Medard’s qualifications for sainthood seem to be a little sketchy but, let’s be honest, that was true throughout the Europe of the first millennium! The eagles relate to a legend that they were seen to shelter him from rain when he was a child. Whether this strange event was “discovered” before or after his canonisation we cannot know - but maybe we can guess...
Born in AD457, after a youth of “exceptional piety” he became Bishop of Vermand in Picardy at the age of 33. They were quite “exciting” times with regional wars all the rage in post-Roman Gaul and it seems that he was felt to be an exceptional Bishop. At his death in AD545 (an extraordinary life span of 88 years): “When the procession reached Crouy, which is about three miles from Soissons, the bier became wholly immovable. The king then promised to give half the borough of Crouy to the new church. On trying again to lift the bier, it was found that the half facing the part given to the church was loose and could be moved, but the other half was as fast as ever. Clotaire now promised the whole borough to the church. The bier instantly became so light that it could be lifted and carried without any trouble to its final destination. (Walsh 1897). I acknowledge here Wikipaedia as the source of this quote.
Just to amuse you, because Medard is often depicted with his mouth open so he is seen as patron saint of toothaches. Well it amuses me, anyway!
It seems Medard was a very popular saint in mainland Europe, but in England we have the single dedication at Little Bytham.
St Gildard was added to the dedication here in 1999. Presumably, this was because by some accounts he was Medard’s twin brother - although he died much younger. Frankly he seems to have been canonised only because of his association with his equally thinly-qualified brother.

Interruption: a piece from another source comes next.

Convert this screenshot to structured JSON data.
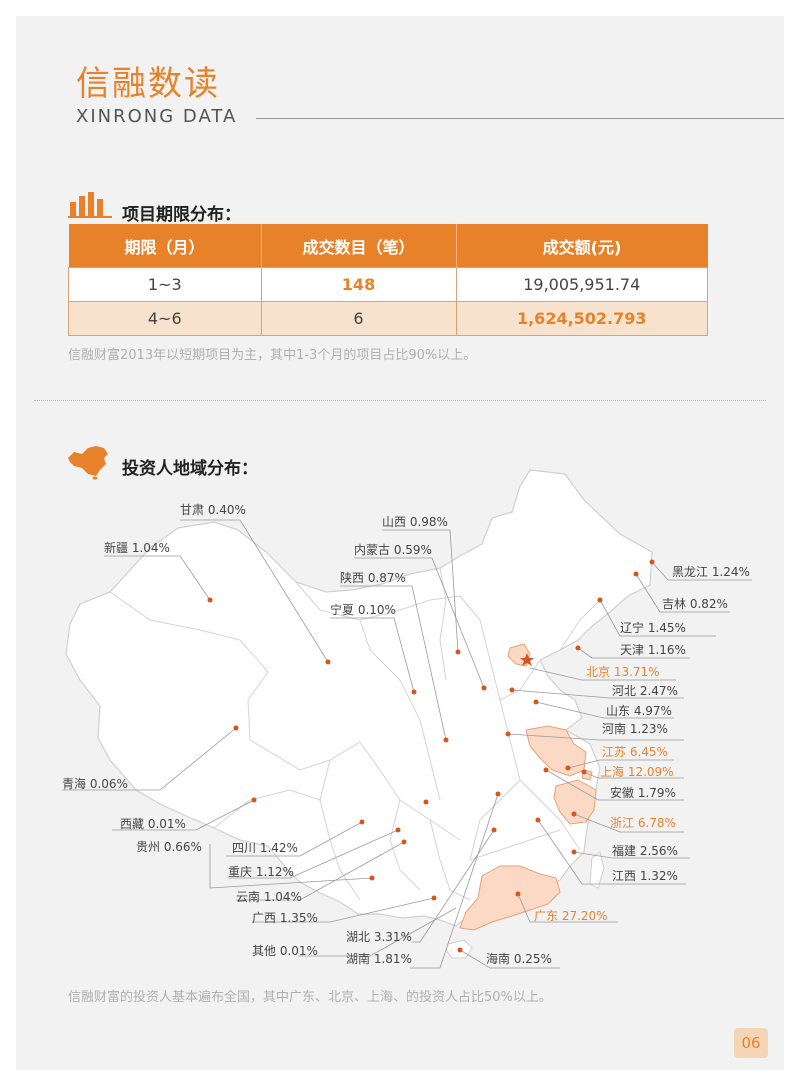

Fifteen hundred years on we still recognise these shadowy figures from 1500 years ago. We’ve had Renaissance, Reformation, Enlightenment, Einstein, world wars, famine, pestilence and atom bombs in that time. How odd that a pair of obscure French bishops should still have relevance to some people.